On the face of it, it’s a reasonable attitude given the present parlous state of the markets, but the reaction from some of us was that we couldn’t sleep at night if we didn’t own shares.

Now it can be a good feeling to have cash in the bank, especially when you can get a safe 2.5% as you can right now, but the problem with cash is that it has no tax benefits, gives you no chance of any capital gain and is eroded by inflation.  A return of $2500 on a deposit of $100,000 may sound risk free, but take off 3.0% for inflation and you are left with a negative return.

This leaves us with the good old faithfuls – property and shares.  It’s important to have an interest in both these camps, but it’s just as important to understand that they behave in very different ways.  It’s highly unlikely that your property will lose 30% of its value in a downturn, but if there are ongoing costs it can be a long drawn out process if you ever try to sell it.

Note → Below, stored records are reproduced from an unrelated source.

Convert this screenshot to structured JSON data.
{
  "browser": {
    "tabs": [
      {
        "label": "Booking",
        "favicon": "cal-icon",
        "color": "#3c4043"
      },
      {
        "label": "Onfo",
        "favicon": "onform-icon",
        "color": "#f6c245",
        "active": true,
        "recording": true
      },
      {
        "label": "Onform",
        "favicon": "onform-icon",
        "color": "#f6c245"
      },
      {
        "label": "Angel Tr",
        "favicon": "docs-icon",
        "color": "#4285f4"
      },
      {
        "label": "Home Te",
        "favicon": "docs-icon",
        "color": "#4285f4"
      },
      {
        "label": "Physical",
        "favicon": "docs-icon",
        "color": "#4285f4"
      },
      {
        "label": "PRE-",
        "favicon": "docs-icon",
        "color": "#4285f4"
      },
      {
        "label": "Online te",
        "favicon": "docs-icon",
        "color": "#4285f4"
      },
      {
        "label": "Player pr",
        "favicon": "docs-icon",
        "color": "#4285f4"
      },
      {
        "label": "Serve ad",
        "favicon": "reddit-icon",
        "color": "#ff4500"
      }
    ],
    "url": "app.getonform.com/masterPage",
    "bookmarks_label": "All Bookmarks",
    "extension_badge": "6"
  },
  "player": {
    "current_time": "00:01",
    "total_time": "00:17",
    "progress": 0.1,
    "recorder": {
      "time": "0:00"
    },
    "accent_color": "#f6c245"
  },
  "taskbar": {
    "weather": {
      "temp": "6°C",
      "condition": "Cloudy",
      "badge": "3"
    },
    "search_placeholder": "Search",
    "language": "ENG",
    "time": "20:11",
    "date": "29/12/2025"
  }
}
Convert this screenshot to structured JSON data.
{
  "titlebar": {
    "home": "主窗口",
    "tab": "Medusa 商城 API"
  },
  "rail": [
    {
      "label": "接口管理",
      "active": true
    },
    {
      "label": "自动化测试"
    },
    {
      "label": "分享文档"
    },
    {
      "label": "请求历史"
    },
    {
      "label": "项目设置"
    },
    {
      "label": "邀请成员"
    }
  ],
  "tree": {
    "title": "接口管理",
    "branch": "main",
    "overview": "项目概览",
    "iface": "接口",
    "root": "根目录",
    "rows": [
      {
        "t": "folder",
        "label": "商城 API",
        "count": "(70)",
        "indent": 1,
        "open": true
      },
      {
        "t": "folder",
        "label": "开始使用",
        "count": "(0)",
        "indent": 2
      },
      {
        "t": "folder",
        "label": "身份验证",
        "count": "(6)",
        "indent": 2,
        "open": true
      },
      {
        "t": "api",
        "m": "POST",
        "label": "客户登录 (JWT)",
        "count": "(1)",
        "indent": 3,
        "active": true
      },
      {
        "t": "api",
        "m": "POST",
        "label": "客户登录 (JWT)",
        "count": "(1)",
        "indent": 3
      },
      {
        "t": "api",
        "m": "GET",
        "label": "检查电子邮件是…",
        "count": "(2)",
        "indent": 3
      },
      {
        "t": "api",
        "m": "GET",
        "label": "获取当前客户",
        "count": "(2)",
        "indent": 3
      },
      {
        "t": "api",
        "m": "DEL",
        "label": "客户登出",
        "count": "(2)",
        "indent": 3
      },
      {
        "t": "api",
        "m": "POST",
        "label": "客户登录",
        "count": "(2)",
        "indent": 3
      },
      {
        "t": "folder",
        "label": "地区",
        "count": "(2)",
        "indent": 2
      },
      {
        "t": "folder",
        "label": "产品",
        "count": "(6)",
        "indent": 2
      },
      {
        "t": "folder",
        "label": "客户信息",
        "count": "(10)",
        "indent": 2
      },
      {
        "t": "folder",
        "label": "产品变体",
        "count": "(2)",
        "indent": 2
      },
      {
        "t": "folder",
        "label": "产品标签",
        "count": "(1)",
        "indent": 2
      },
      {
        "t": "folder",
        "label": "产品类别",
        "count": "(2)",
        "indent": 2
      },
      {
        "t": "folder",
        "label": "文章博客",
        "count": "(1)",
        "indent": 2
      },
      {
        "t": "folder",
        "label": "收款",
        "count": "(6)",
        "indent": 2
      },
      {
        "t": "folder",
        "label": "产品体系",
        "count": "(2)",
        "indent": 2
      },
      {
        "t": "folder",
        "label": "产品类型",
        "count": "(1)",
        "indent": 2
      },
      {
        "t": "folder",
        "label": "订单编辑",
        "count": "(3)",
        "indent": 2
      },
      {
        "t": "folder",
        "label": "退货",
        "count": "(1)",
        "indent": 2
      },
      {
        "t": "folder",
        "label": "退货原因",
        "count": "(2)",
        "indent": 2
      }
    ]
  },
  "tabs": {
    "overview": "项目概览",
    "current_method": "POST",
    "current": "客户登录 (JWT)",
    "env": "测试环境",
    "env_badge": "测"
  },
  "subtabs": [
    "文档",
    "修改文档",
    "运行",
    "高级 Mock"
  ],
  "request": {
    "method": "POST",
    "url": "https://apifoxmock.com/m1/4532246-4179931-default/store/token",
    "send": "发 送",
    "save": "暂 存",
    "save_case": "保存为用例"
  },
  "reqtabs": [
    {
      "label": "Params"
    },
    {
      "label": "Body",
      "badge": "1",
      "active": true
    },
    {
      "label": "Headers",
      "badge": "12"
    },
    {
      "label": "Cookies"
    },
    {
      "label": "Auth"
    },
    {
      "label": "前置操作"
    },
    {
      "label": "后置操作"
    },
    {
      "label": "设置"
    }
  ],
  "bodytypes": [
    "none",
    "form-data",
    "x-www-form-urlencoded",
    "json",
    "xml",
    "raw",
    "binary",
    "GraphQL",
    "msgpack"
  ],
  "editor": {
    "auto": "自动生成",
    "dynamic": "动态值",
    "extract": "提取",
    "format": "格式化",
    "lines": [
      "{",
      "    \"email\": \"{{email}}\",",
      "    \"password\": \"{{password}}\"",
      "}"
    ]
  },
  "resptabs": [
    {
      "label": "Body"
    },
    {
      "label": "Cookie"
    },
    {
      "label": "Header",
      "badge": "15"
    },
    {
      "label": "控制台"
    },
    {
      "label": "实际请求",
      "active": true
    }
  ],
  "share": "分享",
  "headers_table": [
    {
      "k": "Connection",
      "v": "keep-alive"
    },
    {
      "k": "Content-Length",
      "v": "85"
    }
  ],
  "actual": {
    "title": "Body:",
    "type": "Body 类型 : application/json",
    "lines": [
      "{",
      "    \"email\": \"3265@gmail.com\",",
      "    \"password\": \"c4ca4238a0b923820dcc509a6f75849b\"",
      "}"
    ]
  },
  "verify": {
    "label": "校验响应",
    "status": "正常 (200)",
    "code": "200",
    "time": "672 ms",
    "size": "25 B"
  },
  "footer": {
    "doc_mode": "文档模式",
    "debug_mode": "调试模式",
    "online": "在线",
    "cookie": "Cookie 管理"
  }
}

Shares will give you a much more exciting ride because their values will bounce around, but their big advantage is that you can buy and sell in small parcels; they provide tax advantaged income by way of franked dividends; and over the long term have been the best performing asset class of all – an average of 8.3% per annum over the last 15 years even after taking the present slump into account.

The problem with shares is that they generate great newspaper headlines.  Have you noticed the media reports falls in billions, and reports rises in points.  For example, $100 billion wiped off the market today – market up 50 points.

You also need to appreciate the difference between traders and investors. Traders try to profit by picking the short-term movements in the market and buying and selling accordingly.  But investors – and that means most people – take the long-term view.  They ride out the falls and enjoy the increases over time.

Unfortunately the average Aussie has a strange approach to investment. When a stock market boom has become well established they love to jump in and buy up big because they believe the boom is never going to end.  When the market has one of its inevitable downturns (as it is doing now) they stay away in droves, or worse still, sell out at the worst possible time.  All this does is turn a paper loss into a real one.

Now let’s get back to the “sleeping at night” bit.  Think about a person aged 65, who has $800,000 in super and wants to draw $55,000 a year.  If their fund is diversified enough to earn 8% per annum, their money will last to age 90 if inflation averages three percent per annum.  However, if they are scared of shares and opt for a “safe” 2.5% return, their money will be gone at 78.  In an age where many retirees can expect to live to 90, that’s a thought to keep anyone awake at night.